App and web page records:
--

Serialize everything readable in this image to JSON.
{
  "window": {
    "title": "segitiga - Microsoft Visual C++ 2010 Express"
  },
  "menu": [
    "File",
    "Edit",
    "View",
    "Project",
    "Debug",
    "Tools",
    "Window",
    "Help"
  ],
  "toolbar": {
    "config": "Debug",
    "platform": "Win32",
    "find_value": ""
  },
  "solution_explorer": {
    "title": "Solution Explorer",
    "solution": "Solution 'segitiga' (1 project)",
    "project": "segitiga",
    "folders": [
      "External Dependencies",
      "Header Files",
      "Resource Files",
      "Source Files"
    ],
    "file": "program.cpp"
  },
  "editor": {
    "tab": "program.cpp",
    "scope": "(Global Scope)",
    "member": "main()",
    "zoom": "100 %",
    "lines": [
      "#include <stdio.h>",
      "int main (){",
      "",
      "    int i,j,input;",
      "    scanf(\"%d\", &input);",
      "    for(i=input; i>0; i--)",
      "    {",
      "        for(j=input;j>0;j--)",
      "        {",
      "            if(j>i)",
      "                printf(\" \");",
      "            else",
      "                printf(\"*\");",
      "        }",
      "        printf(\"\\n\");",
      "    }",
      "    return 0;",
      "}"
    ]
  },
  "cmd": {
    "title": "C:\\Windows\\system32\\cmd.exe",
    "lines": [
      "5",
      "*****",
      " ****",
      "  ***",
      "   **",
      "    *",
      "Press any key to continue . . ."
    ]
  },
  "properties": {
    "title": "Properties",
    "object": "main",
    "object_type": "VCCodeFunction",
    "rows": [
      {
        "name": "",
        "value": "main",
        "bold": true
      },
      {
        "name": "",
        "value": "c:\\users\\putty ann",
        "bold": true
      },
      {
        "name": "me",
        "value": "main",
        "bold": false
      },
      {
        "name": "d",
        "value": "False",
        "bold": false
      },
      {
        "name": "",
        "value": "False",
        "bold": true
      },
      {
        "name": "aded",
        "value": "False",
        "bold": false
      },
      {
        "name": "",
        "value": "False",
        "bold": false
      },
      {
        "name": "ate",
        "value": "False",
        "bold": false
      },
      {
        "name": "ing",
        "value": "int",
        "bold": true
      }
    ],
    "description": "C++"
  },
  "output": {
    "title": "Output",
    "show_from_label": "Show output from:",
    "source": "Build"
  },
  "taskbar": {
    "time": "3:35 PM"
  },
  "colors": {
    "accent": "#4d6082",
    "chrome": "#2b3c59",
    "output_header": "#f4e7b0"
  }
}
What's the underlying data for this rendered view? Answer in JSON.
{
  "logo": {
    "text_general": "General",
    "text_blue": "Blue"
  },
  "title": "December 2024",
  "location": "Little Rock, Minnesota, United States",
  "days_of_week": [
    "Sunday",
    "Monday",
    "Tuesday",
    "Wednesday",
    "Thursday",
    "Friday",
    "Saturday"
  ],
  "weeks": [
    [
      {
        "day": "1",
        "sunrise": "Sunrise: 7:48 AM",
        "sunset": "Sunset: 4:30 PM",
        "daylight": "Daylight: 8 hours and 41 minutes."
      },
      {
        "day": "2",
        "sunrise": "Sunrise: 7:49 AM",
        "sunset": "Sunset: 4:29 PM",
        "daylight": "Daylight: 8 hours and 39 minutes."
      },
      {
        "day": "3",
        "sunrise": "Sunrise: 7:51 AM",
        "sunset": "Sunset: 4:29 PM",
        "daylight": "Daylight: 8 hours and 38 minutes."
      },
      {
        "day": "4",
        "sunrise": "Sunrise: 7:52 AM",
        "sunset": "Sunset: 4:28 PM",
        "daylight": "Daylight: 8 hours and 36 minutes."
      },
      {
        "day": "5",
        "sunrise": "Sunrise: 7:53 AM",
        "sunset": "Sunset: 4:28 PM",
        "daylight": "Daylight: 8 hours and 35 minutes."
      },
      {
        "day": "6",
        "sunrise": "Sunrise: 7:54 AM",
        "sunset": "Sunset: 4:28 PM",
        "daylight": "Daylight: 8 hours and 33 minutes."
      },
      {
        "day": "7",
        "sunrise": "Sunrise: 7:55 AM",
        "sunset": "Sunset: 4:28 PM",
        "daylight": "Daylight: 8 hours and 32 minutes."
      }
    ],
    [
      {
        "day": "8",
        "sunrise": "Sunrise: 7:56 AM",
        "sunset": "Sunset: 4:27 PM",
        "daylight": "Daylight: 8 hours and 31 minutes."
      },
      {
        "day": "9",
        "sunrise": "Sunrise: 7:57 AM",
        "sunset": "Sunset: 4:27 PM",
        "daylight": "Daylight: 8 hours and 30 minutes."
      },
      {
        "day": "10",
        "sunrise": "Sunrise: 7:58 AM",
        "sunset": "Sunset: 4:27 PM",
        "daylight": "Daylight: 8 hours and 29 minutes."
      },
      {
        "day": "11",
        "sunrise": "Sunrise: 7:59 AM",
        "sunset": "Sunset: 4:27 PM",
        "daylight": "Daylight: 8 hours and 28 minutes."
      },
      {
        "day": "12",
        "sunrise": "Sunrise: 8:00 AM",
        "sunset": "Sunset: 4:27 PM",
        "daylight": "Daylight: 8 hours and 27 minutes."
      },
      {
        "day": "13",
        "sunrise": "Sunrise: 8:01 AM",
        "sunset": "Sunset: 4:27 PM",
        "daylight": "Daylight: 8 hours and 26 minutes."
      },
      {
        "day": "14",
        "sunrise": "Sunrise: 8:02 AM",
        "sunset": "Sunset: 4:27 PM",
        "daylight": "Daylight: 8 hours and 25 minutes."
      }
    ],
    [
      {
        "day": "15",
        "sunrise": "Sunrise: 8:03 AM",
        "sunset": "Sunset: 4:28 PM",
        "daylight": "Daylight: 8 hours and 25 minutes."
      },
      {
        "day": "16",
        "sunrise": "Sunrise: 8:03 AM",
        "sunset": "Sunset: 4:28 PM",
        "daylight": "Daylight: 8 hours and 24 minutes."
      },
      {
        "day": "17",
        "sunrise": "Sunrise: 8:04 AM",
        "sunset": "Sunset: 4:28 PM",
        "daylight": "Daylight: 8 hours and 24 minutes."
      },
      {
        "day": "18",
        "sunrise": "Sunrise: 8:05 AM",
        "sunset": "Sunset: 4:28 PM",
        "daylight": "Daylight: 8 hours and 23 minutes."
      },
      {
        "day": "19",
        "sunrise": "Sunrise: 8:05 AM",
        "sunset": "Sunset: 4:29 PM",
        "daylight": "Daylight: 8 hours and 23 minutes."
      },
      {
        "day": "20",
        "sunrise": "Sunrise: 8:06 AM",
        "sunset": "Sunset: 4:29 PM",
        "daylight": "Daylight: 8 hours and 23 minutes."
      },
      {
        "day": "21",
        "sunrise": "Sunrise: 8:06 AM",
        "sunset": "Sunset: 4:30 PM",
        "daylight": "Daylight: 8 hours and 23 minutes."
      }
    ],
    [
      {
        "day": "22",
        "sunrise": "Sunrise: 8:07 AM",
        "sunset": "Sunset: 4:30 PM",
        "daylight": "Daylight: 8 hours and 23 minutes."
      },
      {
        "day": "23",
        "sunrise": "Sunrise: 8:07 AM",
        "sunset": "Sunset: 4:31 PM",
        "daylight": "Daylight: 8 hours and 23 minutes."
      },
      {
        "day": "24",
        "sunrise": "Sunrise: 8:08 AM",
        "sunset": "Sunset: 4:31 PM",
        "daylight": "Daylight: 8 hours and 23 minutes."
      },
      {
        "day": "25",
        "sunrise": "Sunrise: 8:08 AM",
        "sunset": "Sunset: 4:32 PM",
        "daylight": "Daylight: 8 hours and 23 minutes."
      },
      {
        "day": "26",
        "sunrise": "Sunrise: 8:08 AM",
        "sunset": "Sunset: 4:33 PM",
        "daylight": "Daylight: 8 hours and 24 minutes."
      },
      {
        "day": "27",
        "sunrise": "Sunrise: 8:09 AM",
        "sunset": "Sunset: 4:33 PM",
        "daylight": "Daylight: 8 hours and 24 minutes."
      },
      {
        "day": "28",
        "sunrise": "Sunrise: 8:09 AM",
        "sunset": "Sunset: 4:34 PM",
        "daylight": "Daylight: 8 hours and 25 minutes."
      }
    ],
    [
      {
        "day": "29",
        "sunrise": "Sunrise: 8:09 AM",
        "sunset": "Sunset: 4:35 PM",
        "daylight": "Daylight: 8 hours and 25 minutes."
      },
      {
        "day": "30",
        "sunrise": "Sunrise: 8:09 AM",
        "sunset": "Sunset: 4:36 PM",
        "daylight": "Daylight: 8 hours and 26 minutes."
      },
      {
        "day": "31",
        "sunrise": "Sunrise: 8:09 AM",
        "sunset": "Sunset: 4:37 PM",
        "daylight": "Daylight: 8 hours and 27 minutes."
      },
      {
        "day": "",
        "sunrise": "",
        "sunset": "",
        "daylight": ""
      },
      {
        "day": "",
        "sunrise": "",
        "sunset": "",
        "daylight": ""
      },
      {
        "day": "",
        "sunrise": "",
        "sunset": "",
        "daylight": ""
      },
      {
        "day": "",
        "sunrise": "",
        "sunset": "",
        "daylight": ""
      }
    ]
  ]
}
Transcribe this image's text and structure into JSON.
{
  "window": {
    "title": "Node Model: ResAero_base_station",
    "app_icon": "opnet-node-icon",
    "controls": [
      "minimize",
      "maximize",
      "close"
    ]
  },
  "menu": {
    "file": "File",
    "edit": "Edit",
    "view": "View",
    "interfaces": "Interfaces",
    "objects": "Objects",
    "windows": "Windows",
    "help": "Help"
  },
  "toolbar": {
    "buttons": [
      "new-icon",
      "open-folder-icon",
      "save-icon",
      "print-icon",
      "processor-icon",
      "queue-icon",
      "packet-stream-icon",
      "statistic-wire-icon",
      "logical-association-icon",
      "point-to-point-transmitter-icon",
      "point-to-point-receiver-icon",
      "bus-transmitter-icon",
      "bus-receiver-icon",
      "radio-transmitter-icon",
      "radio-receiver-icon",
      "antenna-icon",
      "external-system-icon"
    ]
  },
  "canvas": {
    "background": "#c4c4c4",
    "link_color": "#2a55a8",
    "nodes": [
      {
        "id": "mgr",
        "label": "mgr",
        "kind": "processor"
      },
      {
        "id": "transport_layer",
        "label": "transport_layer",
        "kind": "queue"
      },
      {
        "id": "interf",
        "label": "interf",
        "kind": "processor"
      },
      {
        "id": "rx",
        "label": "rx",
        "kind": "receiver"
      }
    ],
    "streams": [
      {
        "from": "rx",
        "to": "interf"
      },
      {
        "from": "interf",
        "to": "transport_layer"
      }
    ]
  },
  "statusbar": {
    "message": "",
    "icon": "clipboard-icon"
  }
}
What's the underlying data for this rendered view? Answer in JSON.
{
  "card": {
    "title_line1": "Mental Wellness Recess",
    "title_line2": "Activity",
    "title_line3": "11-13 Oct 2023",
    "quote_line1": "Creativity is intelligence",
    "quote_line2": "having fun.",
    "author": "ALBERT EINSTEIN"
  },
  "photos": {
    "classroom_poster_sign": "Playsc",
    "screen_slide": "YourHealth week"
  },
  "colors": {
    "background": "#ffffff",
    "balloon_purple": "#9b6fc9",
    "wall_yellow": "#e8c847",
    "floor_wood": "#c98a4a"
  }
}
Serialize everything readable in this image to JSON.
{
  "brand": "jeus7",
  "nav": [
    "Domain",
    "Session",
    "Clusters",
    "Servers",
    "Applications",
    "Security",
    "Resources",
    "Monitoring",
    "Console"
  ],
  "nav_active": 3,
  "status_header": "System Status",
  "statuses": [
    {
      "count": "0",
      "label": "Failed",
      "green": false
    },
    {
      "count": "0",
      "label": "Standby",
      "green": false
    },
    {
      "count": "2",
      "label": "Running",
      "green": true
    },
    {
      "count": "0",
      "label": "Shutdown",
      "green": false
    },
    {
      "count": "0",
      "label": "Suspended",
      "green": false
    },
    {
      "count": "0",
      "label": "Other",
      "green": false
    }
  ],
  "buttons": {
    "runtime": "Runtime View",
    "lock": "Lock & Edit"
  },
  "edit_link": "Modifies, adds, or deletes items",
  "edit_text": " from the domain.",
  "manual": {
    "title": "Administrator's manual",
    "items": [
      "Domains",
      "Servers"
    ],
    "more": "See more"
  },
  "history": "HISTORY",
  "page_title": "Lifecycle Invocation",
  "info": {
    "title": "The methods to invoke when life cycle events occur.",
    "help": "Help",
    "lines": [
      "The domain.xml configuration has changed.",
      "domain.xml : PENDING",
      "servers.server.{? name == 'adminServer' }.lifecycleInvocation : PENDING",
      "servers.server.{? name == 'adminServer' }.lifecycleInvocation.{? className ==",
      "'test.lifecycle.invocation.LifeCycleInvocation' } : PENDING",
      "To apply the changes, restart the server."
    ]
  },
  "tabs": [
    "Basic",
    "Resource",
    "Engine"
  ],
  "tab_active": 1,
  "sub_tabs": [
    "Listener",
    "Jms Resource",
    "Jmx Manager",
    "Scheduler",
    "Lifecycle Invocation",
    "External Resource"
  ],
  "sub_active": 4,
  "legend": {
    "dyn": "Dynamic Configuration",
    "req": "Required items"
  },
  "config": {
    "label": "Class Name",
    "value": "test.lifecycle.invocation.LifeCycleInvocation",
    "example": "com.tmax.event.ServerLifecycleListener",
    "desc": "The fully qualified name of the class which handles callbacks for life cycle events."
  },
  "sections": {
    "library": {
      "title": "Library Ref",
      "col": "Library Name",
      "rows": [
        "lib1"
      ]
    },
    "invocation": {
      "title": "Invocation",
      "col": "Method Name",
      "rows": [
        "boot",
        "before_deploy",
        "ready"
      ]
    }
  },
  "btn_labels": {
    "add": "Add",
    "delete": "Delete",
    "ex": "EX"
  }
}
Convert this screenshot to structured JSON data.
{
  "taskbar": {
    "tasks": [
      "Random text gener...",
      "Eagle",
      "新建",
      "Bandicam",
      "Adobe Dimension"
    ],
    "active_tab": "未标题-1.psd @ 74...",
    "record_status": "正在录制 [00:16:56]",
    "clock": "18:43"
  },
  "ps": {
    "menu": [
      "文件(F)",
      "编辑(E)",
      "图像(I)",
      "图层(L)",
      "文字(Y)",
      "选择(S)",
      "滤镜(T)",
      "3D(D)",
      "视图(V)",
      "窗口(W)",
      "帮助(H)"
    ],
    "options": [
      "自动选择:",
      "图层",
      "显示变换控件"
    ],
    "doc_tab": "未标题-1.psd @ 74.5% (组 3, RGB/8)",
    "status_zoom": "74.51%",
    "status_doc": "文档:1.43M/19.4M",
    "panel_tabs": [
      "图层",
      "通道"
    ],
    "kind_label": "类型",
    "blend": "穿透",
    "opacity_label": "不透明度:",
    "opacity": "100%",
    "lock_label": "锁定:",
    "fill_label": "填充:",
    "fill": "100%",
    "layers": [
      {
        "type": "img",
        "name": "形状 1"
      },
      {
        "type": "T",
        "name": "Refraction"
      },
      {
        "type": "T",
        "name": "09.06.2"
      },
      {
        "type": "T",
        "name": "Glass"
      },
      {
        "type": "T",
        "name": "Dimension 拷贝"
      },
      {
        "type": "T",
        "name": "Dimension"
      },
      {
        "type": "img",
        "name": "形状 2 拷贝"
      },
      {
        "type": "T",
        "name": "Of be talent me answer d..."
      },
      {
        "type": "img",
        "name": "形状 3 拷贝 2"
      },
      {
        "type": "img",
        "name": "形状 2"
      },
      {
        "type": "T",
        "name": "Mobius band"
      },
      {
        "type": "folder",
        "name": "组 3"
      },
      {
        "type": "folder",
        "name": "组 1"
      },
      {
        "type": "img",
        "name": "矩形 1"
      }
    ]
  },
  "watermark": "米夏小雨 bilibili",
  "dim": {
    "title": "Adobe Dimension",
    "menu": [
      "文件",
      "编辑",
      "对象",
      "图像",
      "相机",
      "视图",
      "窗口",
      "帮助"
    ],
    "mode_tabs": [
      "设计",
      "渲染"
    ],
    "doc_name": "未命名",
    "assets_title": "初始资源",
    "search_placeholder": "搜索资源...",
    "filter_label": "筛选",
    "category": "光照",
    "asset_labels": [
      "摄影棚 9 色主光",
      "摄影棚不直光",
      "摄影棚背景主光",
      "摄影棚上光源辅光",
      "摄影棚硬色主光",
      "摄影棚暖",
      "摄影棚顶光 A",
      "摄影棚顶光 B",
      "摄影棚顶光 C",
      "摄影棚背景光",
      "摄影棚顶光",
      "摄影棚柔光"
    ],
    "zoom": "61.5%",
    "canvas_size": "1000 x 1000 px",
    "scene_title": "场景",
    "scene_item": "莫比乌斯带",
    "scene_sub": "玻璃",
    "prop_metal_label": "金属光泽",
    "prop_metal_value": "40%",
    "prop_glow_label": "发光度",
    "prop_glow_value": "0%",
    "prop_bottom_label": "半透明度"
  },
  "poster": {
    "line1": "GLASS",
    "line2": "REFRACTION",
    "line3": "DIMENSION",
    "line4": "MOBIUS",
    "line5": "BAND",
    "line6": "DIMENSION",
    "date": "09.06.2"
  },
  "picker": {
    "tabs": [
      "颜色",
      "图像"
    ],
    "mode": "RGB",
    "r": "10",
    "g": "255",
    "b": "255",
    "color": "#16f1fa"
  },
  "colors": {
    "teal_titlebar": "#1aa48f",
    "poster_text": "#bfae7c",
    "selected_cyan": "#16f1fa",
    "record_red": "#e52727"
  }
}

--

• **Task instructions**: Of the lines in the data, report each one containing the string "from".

• **Finished task**:
    "show_from_label": "Show output from:",
        "from": "rx",
        "from": "interf",
  "edit_text": " from the domain.",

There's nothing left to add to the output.